» What you are asked to do
Reproduce exactly the stretch of lines running from the line with "Give me the" to the end of the entries below.

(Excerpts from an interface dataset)
········

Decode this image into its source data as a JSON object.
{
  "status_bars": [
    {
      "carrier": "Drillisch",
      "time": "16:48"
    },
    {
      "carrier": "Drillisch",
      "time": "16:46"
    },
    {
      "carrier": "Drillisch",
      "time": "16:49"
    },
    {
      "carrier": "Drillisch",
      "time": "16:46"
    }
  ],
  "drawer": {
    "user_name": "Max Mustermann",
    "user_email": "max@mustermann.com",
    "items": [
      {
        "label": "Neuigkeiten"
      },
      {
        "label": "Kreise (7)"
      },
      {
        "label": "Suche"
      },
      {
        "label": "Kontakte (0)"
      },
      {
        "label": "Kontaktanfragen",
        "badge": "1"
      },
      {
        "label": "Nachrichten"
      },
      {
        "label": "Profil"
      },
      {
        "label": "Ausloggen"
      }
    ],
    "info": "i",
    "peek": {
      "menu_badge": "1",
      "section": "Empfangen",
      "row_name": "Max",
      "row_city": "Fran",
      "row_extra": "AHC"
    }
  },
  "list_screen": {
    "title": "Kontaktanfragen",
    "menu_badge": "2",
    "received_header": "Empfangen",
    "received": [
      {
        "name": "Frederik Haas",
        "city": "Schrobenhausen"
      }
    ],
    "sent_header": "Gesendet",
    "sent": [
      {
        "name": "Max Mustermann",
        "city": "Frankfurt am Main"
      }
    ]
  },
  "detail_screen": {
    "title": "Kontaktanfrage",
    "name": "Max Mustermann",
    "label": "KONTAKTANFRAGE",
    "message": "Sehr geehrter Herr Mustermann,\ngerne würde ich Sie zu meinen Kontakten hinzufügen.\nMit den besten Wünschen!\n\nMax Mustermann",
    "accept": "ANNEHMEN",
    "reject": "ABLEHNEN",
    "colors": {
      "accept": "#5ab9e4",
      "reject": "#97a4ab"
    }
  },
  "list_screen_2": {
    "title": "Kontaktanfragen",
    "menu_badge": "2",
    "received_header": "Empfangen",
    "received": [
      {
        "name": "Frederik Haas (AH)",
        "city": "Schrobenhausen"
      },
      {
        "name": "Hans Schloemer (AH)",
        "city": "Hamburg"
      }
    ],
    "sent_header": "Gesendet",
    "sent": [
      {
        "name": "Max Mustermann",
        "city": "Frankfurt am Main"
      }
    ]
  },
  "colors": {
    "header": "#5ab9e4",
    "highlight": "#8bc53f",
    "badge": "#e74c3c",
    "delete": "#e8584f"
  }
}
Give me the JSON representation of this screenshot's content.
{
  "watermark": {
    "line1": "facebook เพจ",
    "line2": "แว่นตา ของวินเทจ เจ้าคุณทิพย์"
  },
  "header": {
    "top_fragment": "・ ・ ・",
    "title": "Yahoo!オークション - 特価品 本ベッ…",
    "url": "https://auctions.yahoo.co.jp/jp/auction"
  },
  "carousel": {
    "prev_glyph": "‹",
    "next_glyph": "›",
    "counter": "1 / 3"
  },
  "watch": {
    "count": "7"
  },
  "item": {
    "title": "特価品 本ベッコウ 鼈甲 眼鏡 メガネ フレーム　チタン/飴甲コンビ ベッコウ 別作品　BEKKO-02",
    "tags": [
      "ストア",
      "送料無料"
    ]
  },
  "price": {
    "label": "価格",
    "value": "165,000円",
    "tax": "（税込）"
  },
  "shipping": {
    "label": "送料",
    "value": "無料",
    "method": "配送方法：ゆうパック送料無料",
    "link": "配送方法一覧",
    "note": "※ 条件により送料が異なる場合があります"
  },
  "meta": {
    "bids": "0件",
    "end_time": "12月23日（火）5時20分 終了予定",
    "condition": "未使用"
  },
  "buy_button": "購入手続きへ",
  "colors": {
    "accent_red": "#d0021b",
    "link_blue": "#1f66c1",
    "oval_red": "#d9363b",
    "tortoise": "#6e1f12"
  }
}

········

» Answer section
Give me the JSON representation of this screenshot's content.
{
  "watermark": {
    "line1": "facebook เพจ",
    "line2": "แว่นตา ของวินเทจ เจ้าคุณทิพย์"
  },
  "header": {
    "top_fragment": "・ ・ ・",
    "title": "Yahoo!オークション - 特価品 本ベッ…",
    "url": "https://auctions.yahoo.co.jp/jp/auction"
  },
  "carousel": {
    "prev_glyph": "‹",
    "next_glyph": "›",
    "counter": "1 / 3"
  },
  "watch": {
    "count": "7"
  },
  "item": {
    "title": "特価品 本ベッコウ 鼈甲 眼鏡 メガネ フレーム　チタン/飴甲コンビ ベッコウ 別作品　BEKKO-02",
    "tags": [
      "ストア",
      "送料無料"
    ]
  },
  "price": {
    "label": "価格",
    "value": "165,000円",
    "tax": "（税込）"
  },
  "shipping": {
    "label": "送料",
    "value": "無料",
    "method": "配送方法：ゆうパック送料無料",
    "link": "配送方法一覧",
    "note": "※ 条件により送料が異なる場合があります"
  },
  "meta": {
    "bids": "0件",
    "end_time": "12月23日（火）5時20分 終了予定",
    "condition": "未使用"
  },
  "buy_button": "購入手続きへ",
  "colors": {
    "accent_red": "#d0021b",
    "link_blue": "#1f66c1",
    "oval_red": "#d9363b",
    "tortoise": "#6e1f12"
  }
}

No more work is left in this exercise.